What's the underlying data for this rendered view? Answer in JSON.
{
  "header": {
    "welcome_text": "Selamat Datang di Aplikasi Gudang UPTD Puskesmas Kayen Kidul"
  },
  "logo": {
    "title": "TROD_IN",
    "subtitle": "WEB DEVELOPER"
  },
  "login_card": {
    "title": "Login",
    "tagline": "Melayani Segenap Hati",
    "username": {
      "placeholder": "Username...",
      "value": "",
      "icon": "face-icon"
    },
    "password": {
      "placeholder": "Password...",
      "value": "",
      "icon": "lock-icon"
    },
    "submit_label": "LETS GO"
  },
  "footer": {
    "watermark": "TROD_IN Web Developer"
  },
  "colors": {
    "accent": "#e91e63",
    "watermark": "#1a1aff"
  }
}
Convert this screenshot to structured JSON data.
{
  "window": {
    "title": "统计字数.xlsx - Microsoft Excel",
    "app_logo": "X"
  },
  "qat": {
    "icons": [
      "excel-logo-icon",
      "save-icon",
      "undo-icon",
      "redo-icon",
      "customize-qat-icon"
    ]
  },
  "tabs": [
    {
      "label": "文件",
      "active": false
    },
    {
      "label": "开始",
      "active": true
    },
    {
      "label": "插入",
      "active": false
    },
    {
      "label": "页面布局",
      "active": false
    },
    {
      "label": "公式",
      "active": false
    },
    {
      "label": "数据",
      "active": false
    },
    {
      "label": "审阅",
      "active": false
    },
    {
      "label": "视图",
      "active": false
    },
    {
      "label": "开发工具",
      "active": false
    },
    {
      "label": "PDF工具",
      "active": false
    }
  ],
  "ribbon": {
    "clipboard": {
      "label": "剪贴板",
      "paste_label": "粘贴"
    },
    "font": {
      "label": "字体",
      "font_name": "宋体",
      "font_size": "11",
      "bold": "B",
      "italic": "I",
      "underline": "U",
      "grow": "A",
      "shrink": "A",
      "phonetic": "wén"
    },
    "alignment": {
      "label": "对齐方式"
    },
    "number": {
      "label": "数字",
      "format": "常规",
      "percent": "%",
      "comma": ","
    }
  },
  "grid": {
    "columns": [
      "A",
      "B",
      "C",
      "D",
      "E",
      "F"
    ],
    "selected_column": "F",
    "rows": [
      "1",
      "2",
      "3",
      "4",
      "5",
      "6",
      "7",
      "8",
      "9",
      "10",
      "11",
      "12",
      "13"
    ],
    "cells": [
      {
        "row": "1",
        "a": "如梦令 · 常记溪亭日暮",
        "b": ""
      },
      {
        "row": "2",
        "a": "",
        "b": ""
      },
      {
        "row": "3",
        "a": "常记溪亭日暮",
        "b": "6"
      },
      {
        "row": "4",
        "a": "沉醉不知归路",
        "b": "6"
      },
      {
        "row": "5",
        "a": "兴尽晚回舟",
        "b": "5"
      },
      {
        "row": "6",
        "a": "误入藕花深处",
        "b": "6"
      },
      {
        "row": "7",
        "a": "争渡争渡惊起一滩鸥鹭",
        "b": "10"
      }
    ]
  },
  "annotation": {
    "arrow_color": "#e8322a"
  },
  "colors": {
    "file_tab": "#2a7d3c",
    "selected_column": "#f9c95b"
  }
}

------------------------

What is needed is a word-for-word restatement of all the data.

**Solution for this task**
What's the underlying data for this rendered view? Answer in JSON.
{
  "header": {
    "welcome_text": "Selamat Datang di Aplikasi Gudang UPTD Puskesmas Kayen Kidul"
  },
  "logo": {
    "title": "TROD_IN",
    "subtitle": "WEB DEVELOPER"
  },
  "login_card": {
    "title": "Login",
    "tagline": "Melayani Segenap Hati",
    "username": {
      "placeholder": "Username...",
      "value": "",
      "icon": "face-icon"
    },
    "password": {
      "placeholder": "Password...",
      "value": "",
      "icon": "lock-icon"
    },
    "submit_label": "LETS GO"
  },
  "footer": {
    "watermark": "TROD_IN Web Developer"
  },
  "colors": {
    "accent": "#e91e63",
    "watermark": "#1a1aff"
  }
}
Convert this screenshot to structured JSON data.
{
  "window": {
    "title": "统计字数.xlsx - Microsoft Excel",
    "app_logo": "X"
  },
  "qat": {
    "icons": [
      "excel-logo-icon",
      "save-icon",
      "undo-icon",
      "redo-icon",
      "customize-qat-icon"
    ]
  },
  "tabs": [
    {
      "label": "文件",
      "active": false
    },
    {
      "label": "开始",
      "active": true
    },
    {
      "label": "插入",
      "active": false
    },
    {
      "label": "页面布局",
      "active": false
    },
    {
      "label": "公式",
      "active": false
    },
    {
      "label": "数据",
      "active": false
    },
    {
      "label": "审阅",
      "active": false
    },
    {
      "label": "视图",
      "active": false
    },
    {
      "label": "开发工具",
      "active": false
    },
    {
      "label": "PDF工具",
      "active": false
    }
  ],
  "ribbon": {
    "clipboard": {
      "label": "剪贴板",
      "paste_label": "粘贴"
    },
    "font": {
      "label": "字体",
      "font_name": "宋体",
      "font_size": "11",
      "bold": "B",
      "italic": "I",
      "underline": "U",
      "grow": "A",
      "shrink": "A",
      "phonetic": "wén"
    },
    "alignment": {
      "label": "对齐方式"
    },
    "number": {
      "label": "数字",
      "format": "常规",
      "percent": "%",
      "comma": ","
    }
  },
  "grid": {
    "columns": [
      "A",
      "B",
      "C",
      "D",
      "E",
      "F"
    ],
    "selected_column": "F",
    "rows": [
      "1",
      "2",
      "3",
      "4",
      "5",
      "6",
      "7",
      "8",
      "9",
      "10",
      "11",
      "12",
      "13"
    ],
    "cells": [
      {
        "row": "1",
        "a": "如梦令 · 常记溪亭日暮",
        "b": ""
      },
      {
        "row": "2",
        "a": "",
        "b": ""
      },
      {
        "row": "3",
        "a": "常记溪亭日暮",
        "b": "6"
      },
      {
        "row": "4",
        "a": "沉醉不知归路",
        "b": "6"
      },
      {
        "row": "5",
        "a": "兴尽晚回舟",
        "b": "5"
      },
      {
        "row": "6",
        "a": "误入藕花深处",
        "b": "6"
      },
      {
        "row": "7",
        "a": "争渡争渡惊起一滩鸥鹭",
        "b": "10"
      }
    ]
  },
  "annotation": {
    "arrow_color": "#e8322a"
  },
  "colors": {
    "file_tab": "#2a7d3c",
    "selected_column": "#f9c95b"
  }
}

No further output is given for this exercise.